In recent decades the fluorosurfactants have been found to have a risk to the environment and human health, being a persistent organic pollutant (one of the so called "forever chemicals") found to accumulate in the general environment and in the tissues of humans with deleterious effects to both.
As a result of this discovery both voluntary and legally binding restrictions have been introduced in recent years and more are planned in coming years.
The family of substances used in AFFF that cause the pollution issues are the PFAS (per- and polyfluoroalkyl substances) chemicals. Over the years the formulation of AFFF has been changed to reduce the harm from the chemicals by using PFAS compounds with a shorter fluoro-carbon chain. These are thought to be less persistent and harmful, but by no means completely environmentally safe.
PFOS (Perfluorooctane sulfonate – C8)
The original version of AFFF contained PFOS, a most harmful version of PFAS and was withdrawn from manufacture and use throughout the early 2000’s in North America and Europe as well as being prohibited by environmental legislation.
As a result, no extinguishers containing PFOS were manufactured later than 2011 and should no longer be in service. An extinguisher found that is older than this should be withdrawn for environmental disposal unless it is known beyond doubt it has been subject to regular servicing and had an extended service where a non PFOS AFFF has been used to refill within the last 5 years
PFOA (Perfluorooctanoic acid – C8)
The formulation of AFFF using PFOA is also a harmful C8 long chain PFAS. Notice of prohibition was issued in 2010 (with a 2022 enactment) with most manufacturers stopping the use of PFOA in the 2010-2012 period. As a result, extinguishers using PFOA should have been removed from service by 2022 unless it is known beyond doubt it has been subject to regular servicing and had an extended service where a non PFOA AFFF has been used to refill it.
PFHxA (Perfluorohexanoic acid – C6)
Foam extinguishers in current circulation should contain AFFF based on PFHxA, a shorter C6 chain PFAS with less (but not zero) environmental effect. Most extinguishers in circulation with ‘Eco’ or similar branding use this version of AFFF.
As it is still harmful to the environment a PFHxA phase out and ban is likely to be introduced in 2023/2024 meaning even these extinguishers will ultimately require removal from service
Fluorine Free Foams

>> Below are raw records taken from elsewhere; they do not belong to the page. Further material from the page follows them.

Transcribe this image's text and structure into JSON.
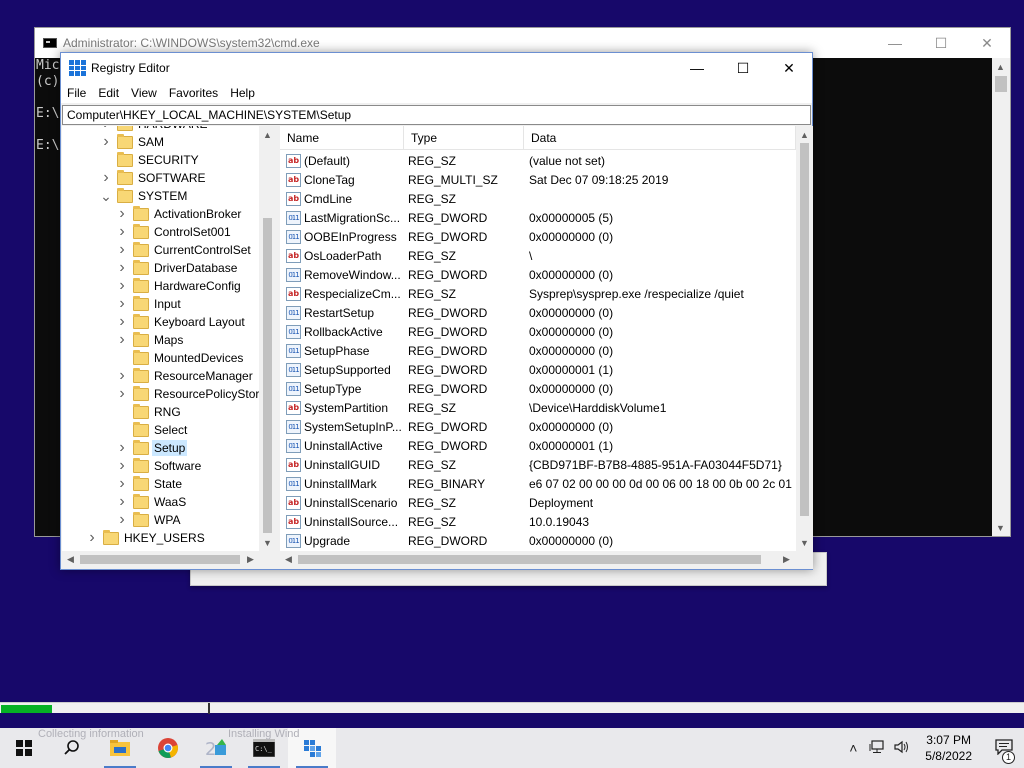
{
  "cmd": {
    "title": "Administrator: C:\\WINDOWS\\system32\\cmd.exe",
    "lines": [
      "Mic",
      "(c)",
      "",
      "E:\\",
      "",
      "E:\\"
    ]
  },
  "regedit": {
    "title": "Registry Editor",
    "menu": [
      "File",
      "Edit",
      "View",
      "Favorites",
      "Help"
    ],
    "address": "Computer\\HKEY_LOCAL_MACHINE\\SYSTEM\\Setup",
    "tree": [
      {
        "label": "HARDWARE",
        "level": 1,
        "expander": "collapsed"
      },
      {
        "label": "SAM",
        "level": 1,
        "expander": "collapsed"
      },
      {
        "label": "SECURITY",
        "level": 1,
        "expander": "none"
      },
      {
        "label": "SOFTWARE",
        "level": 1,
        "expander": "collapsed"
      },
      {
        "label": "SYSTEM",
        "level": 1,
        "expander": "expanded"
      },
      {
        "label": "ActivationBroker",
        "level": 2,
        "expander": "collapsed"
      },
      {
        "label": "ControlSet001",
        "level": 2,
        "expander": "collapsed"
      },
      {
        "label": "CurrentControlSet",
        "level": 2,
        "expander": "collapsed"
      },
      {
        "label": "DriverDatabase",
        "level": 2,
        "expander": "collapsed"
      },
      {
        "label": "HardwareConfig",
        "level": 2,
        "expander": "collapsed"
      },
      {
        "label": "Input",
        "level": 2,
        "expander": "collapsed"
      },
      {
        "label": "Keyboard Layout",
        "level": 2,
        "expander": "collapsed"
      },
      {
        "label": "Maps",
        "level": 2,
        "expander": "collapsed"
      },
      {
        "label": "MountedDevices",
        "level": 2,
        "expander": "none"
      },
      {
        "label": "ResourceManager",
        "level": 2,
        "expander": "collapsed"
      },
      {
        "label": "ResourcePolicyStore",
        "level": 2,
        "expander": "collapsed"
      },
      {
        "label": "RNG",
        "level": 2,
        "expander": "none"
      },
      {
        "label": "Select",
        "level": 2,
        "expander": "none"
      },
      {
        "label": "Setup",
        "level": 2,
        "expander": "collapsed",
        "selected": true
      },
      {
        "label": "Software",
        "level": 2,
        "expander": "collapsed"
      },
      {
        "label": "State",
        "level": 2,
        "expander": "collapsed"
      },
      {
        "label": "WaaS",
        "level": 2,
        "expander": "collapsed"
      },
      {
        "label": "WPA",
        "level": 2,
        "expander": "collapsed"
      },
      {
        "label": "HKEY_USERS",
        "level": 0,
        "expander": "collapsed"
      }
    ],
    "columns": [
      "Name",
      "Type",
      "Data"
    ],
    "values": [
      {
        "icon": "string",
        "name": "(Default)",
        "type": "REG_SZ",
        "data": "(value not set)"
      },
      {
        "icon": "string",
        "name": "CloneTag",
        "type": "REG_MULTI_SZ",
        "data": "Sat Dec 07 09:18:25 2019"
      },
      {
        "icon": "string",
        "name": "CmdLine",
        "type": "REG_SZ",
        "data": ""
      },
      {
        "icon": "binary",
        "name": "LastMigrationSc...",
        "type": "REG_DWORD",
        "data": "0x00000005 (5)"
      },
      {
        "icon": "binary",
        "name": "OOBEInProgress",
        "type": "REG_DWORD",
        "data": "0x00000000 (0)"
      },
      {
        "icon": "string",
        "name": "OsLoaderPath",
        "type": "REG_SZ",
        "data": "\\"
      },
      {
        "icon": "binary",
        "name": "RemoveWindow...",
        "type": "REG_DWORD",
        "data": "0x00000000 (0)"
      },
      {
        "icon": "string",
        "name": "RespecializeCm...",
        "type": "REG_SZ",
        "data": "Sysprep\\sysprep.exe /respecialize /quiet"
      },
      {
        "icon": "binary",
        "name": "RestartSetup",
        "type": "REG_DWORD",
        "data": "0x00000000 (0)"
      },
      {
        "icon": "binary",
        "name": "RollbackActive",
        "type": "REG_DWORD",
        "data": "0x00000000 (0)"
      },
      {
        "icon": "binary",
        "name": "SetupPhase",
        "type": "REG_DWORD",
        "data": "0x00000000 (0)"
      },
      {
        "icon": "binary",
        "name": "SetupSupported",
        "type": "REG_DWORD",
        "data": "0x00000001 (1)"
      },
      {
        "icon": "binary",
        "name": "SetupType",
        "type": "REG_DWORD",
        "data": "0x00000000 (0)"
      },
      {
        "icon": "string",
        "name": "SystemPartition",
        "type": "REG_SZ",
        "data": "\\Device\\HarddiskVolume1"
      },
      {
        "icon": "binary",
        "name": "SystemSetupInP...",
        "type": "REG_DWORD",
        "data": "0x00000000 (0)"
      },
      {
        "icon": "binary",
        "name": "UninstallActive",
        "type": "REG_DWORD",
        "data": "0x00000001 (1)"
      },
      {
        "icon": "string",
        "name": "UninstallGUID",
        "type": "REG_SZ",
        "data": "{CBD971BF-B7B8-4885-951A-FA03044F5D71}"
      },
      {
        "icon": "binary",
        "name": "UninstallMark",
        "type": "REG_BINARY",
        "data": "e6 07 02 00 00 00 0d 00 06 00 18 00 0b 00 2c 01"
      },
      {
        "icon": "string",
        "name": "UninstallScenario",
        "type": "REG_SZ",
        "data": "Deployment"
      },
      {
        "icon": "string",
        "name": "UninstallSource...",
        "type": "REG_SZ",
        "data": "10.0.19043"
      },
      {
        "icon": "binary",
        "name": "Upgrade",
        "type": "REG_DWORD",
        "data": "0x00000000 (0)"
      }
    ],
    "icon_text": {
      "string": "ab",
      "binary": "011"
    }
  },
  "setup_progress": {
    "fraction": 0.05
  },
  "background_text": {
    "left": "Collecting information",
    "right": "Installing Wind"
  },
  "taskbar": {
    "apps": [
      "windows-start-icon",
      "search-icon",
      "file-explorer-icon",
      "chrome-icon",
      "setup-icon",
      "cmd-icon",
      "regedit-icon"
    ],
    "time": "3:07 PM",
    "date": "5/8/2022",
    "notification_count": "1"
  },
  "colors": {
    "desktop": "#17086a",
    "progress": "#06b025",
    "selection": "#cce8ff"
  }
}
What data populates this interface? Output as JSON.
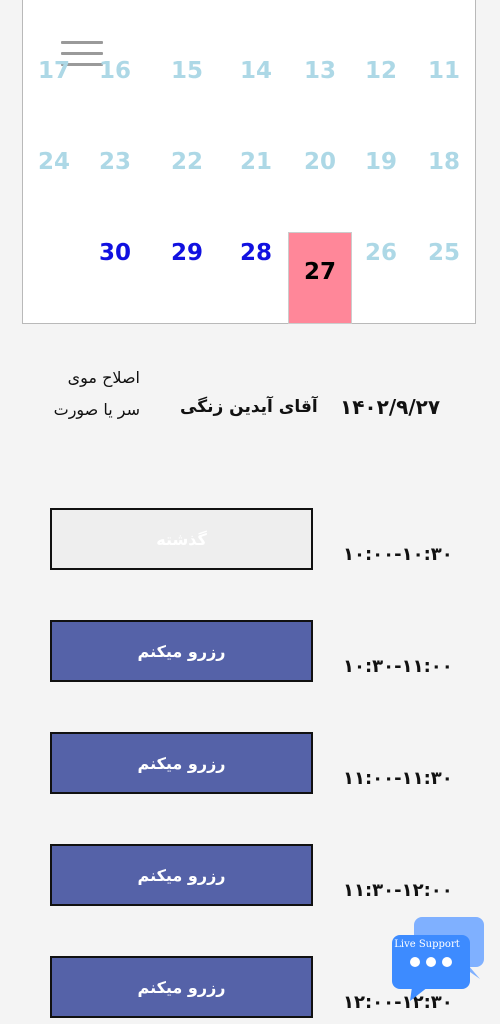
{
  "calendar": {
    "rows": [
      [
        {
          "day": "11",
          "state": "inactive"
        },
        {
          "day": "12",
          "state": "inactive"
        },
        {
          "day": "13",
          "state": "inactive"
        },
        {
          "day": "14",
          "state": "inactive"
        },
        {
          "day": "15",
          "state": "inactive"
        },
        {
          "day": "16",
          "state": "inactive"
        },
        {
          "day": "17",
          "state": "inactive"
        }
      ],
      [
        {
          "day": "18",
          "state": "inactive"
        },
        {
          "day": "19",
          "state": "inactive"
        },
        {
          "day": "20",
          "state": "inactive"
        },
        {
          "day": "21",
          "state": "inactive"
        },
        {
          "day": "22",
          "state": "inactive"
        },
        {
          "day": "23",
          "state": "inactive"
        },
        {
          "day": "24",
          "state": "inactive"
        }
      ],
      [
        {
          "day": "25",
          "state": "inactive"
        },
        {
          "day": "26",
          "state": "inactive"
        },
        {
          "day": "27",
          "state": "selected"
        },
        {
          "day": "28",
          "state": "active"
        },
        {
          "day": "29",
          "state": "active"
        },
        {
          "day": "30",
          "state": "active"
        }
      ]
    ],
    "selected_color": "#ff8799",
    "active_color": "#1111e0",
    "inactive_color": "#add8e6"
  },
  "menu_icon": "hamburger-icon",
  "appointment": {
    "date": "۱۴۰۲/۹/۲۷",
    "barber": "آقای آیدین زنگی",
    "service": "اصلاح موی سر یا صورت"
  },
  "slots": [
    {
      "time": "۱۰:۰۰-۱۰:۳۰",
      "button": "گذشته",
      "status": "passed"
    },
    {
      "time": "۱۰:۳۰-۱۱:۰۰",
      "button": "رزرو میکنم",
      "status": "available"
    },
    {
      "time": "۱۱:۰۰-۱۱:۳۰",
      "button": "رزرو میکنم",
      "status": "available"
    },
    {
      "time": "۱۱:۳۰-۱۲:۰۰",
      "button": "رزرو میکنم",
      "status": "available"
    },
    {
      "time": "۱۲:۰۰-۱۲:۳۰",
      "button": "رزرو میکنم",
      "status": "available"
    }
  ],
  "support": {
    "label": "Live Support",
    "icon": "chat-bubble-icon"
  },
  "colors": {
    "reserve_button": "#5562a8",
    "passed_button": "#eeeeee",
    "support_front": "#3d8bff",
    "support_back": "#7fb0ff"
  }
}
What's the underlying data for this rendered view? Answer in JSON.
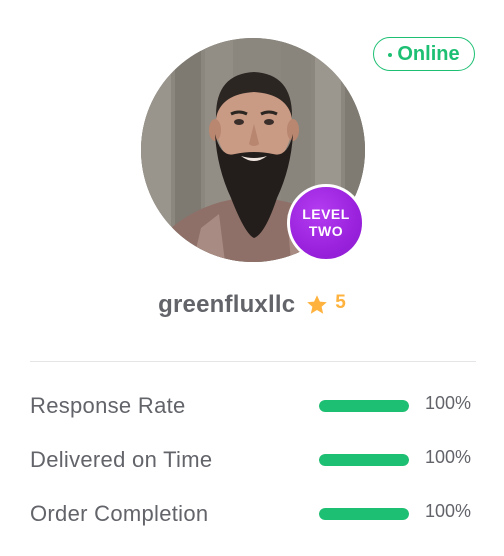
{
  "status": {
    "label": "Online",
    "color": "#1dbf73"
  },
  "profile": {
    "username": "greenfluxllc",
    "level_line1": "LEVEL",
    "level_line2": "TWO",
    "rating": "5",
    "rating_icon": "star-icon",
    "level_color": "#9a22dd",
    "rating_color": "#ffb33e"
  },
  "stats": [
    {
      "label": "Response Rate",
      "value": "100%",
      "fraction": 1.0
    },
    {
      "label": "Delivered on Time",
      "value": "100%",
      "fraction": 1.0
    },
    {
      "label": "Order Completion",
      "value": "100%",
      "fraction": 1.0
    }
  ]
}
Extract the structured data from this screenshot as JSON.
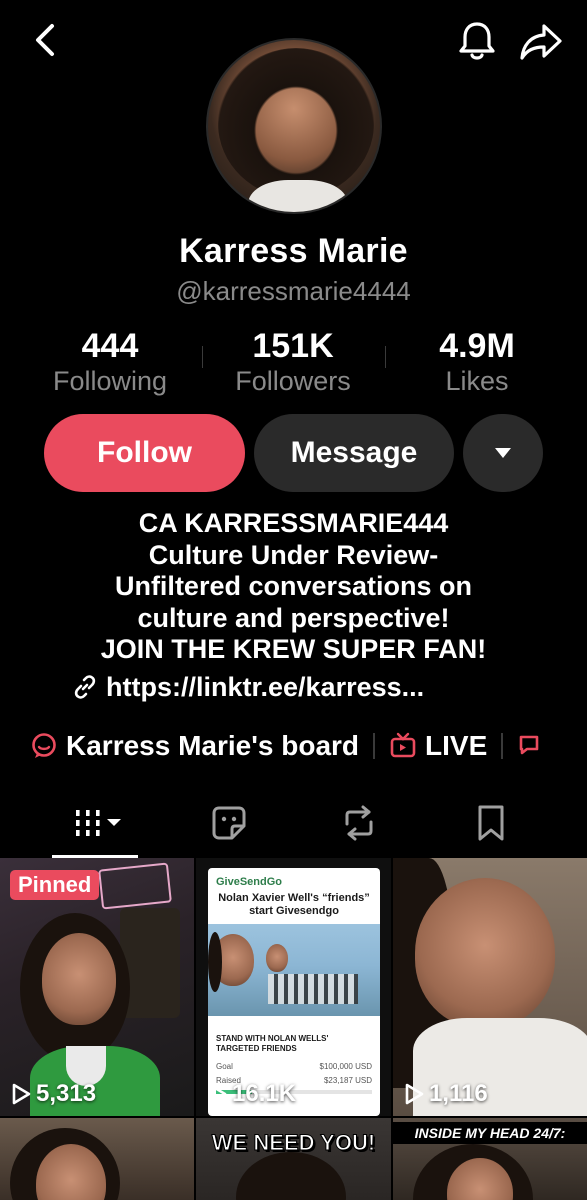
{
  "header": {
    "back_icon": "chevron-left-icon",
    "bell_icon": "bell-icon",
    "share_icon": "share-arrow-icon"
  },
  "profile": {
    "name": "Karress Marie",
    "handle": "@karressmarie4444"
  },
  "stats": [
    {
      "value": "444",
      "label": "Following"
    },
    {
      "value": "151K",
      "label": "Followers"
    },
    {
      "value": "4.9M",
      "label": "Likes"
    }
  ],
  "actions": {
    "follow_label": "Follow",
    "message_label": "Message",
    "more_icon": "triangle-down-icon"
  },
  "bio": {
    "lines": [
      "CA KARRESSMARIE444",
      "Culture Under Review-",
      "Unfiltered conversations on",
      "culture and perspective!",
      "JOIN THE KREW SUPER FAN!"
    ],
    "link": "https://linktr.ee/karress..."
  },
  "boards": {
    "board_label": "Karress Marie's board",
    "live_label": "LIVE"
  },
  "tabs": [
    {
      "icon": "grid-icon",
      "active": true
    },
    {
      "icon": "sticker-icon",
      "active": false
    },
    {
      "icon": "repost-icon",
      "active": false
    },
    {
      "icon": "bookmark-icon",
      "active": false
    }
  ],
  "videos": [
    {
      "views": "5,313",
      "pinned": "Pinned"
    },
    {
      "views": "16.1K",
      "card_brand": "GiveSendGo",
      "card_title": "Nolan Xavier Well's “friends” start Givesendgo",
      "card_heading": "STAND WITH NOLAN WELLS' TARGETED FRIENDS",
      "goal_label": "Goal",
      "goal_value": "$100,000 USD",
      "raised_label": "Raised",
      "raised_value": "$23,187 USD",
      "raised_fraction": 0.23
    },
    {
      "views": "1,116"
    },
    {
      "overlay": ""
    },
    {
      "overlay": "WE NEED YOU!"
    },
    {
      "overlay": "INSIDE MY HEAD 24/7:"
    }
  ],
  "colors": {
    "accent": "#ea4b5e",
    "muted": "#8a8a8a",
    "button_dark": "#2a2a2a"
  }
}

A range of fluorine free foam compounds with no PFAS content have now been developed, including ones intended for portable extinguisher use, and these are slowly entering the market and are not likely to be subject to restrictions for the foreseeable future
All film forming foams used in our extinguishers do not contain fluorosurfactants based on C8 technology and therefore do not contain PFOS or PFOA.
Firechief Global is committed to developing PFAS free firefighting technology, enabling the elimination of PFAS-based fire extinguishing compounds from the Firechief product range. We have a PFAS Free symbol on the product information to which this currently applies.
Fire Depot has been the UK's favourite fire safety supplier for over 50 years, we know the fire protection and prevention business inside out. Our experienced team can offer advice and guidance about any of our fire safety products. For expert help and advice, please contact the Fire Depot team on 0330 999 2233, email us at firstname.lastname@example.org or visit https://www.firedepot.co.uk/ to see our full range of fire safety products.
The information contained within this blog is provided solely for general informational and educational purposes and is not intended as a substitute for professional advice. Before taking any actions based upon this information, we advise the reader to consult any and all relevant statutory or regulatory guidance and where felt necessary to consult a qualified fire or industry regulation professional. The use or reliance on any information contained herein is solely at the reader’s risk.